Search the material below for the string "icon". Return every line that holds it.

# # # # #

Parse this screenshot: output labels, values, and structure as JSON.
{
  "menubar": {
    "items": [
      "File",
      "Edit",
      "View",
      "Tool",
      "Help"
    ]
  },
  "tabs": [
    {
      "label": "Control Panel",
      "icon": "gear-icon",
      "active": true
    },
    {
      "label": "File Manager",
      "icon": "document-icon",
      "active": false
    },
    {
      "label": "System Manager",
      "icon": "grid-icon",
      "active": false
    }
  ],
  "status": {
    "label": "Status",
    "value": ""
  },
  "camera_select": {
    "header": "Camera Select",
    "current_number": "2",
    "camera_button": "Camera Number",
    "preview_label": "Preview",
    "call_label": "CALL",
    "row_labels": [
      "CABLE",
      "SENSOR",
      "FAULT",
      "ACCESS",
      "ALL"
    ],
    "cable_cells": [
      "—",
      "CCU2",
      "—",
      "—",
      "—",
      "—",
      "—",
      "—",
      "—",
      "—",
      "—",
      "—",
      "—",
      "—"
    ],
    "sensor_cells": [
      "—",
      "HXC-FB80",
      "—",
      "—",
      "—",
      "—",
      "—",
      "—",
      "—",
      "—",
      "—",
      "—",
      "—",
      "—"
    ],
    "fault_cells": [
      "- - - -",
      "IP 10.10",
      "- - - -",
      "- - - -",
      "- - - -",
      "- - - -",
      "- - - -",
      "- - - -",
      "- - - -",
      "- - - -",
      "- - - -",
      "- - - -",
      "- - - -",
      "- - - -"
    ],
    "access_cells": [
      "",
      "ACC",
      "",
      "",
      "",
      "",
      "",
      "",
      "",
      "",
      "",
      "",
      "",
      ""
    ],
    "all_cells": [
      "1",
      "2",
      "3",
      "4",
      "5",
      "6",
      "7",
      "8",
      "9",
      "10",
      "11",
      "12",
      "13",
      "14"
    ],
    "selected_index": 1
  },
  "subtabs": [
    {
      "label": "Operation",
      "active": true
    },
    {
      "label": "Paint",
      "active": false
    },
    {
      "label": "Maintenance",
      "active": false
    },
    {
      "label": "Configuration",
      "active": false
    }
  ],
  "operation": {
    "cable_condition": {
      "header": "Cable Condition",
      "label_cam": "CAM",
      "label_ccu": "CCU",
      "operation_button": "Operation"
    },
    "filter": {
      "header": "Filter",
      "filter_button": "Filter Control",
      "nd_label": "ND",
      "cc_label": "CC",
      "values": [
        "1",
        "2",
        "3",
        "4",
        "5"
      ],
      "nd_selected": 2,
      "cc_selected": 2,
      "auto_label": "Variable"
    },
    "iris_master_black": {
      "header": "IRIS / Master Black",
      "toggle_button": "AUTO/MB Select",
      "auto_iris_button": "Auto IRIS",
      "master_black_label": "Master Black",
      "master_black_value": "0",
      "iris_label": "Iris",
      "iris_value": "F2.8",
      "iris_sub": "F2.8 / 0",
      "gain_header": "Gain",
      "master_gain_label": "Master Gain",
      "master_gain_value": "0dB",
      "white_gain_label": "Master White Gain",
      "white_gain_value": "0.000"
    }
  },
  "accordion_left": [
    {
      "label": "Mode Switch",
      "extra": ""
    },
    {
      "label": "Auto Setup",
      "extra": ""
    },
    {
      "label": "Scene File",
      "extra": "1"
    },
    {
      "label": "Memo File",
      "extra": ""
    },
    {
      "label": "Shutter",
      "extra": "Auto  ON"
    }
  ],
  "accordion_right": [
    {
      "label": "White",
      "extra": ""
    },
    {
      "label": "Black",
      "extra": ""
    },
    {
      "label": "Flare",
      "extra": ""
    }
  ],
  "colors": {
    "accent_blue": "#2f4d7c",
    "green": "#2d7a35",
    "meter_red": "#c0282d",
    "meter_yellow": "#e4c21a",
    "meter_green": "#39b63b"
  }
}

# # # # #

*EXERCISE RESULT*
      "icon": "gear-icon",
      "icon": "document-icon",
      "icon": "grid-icon",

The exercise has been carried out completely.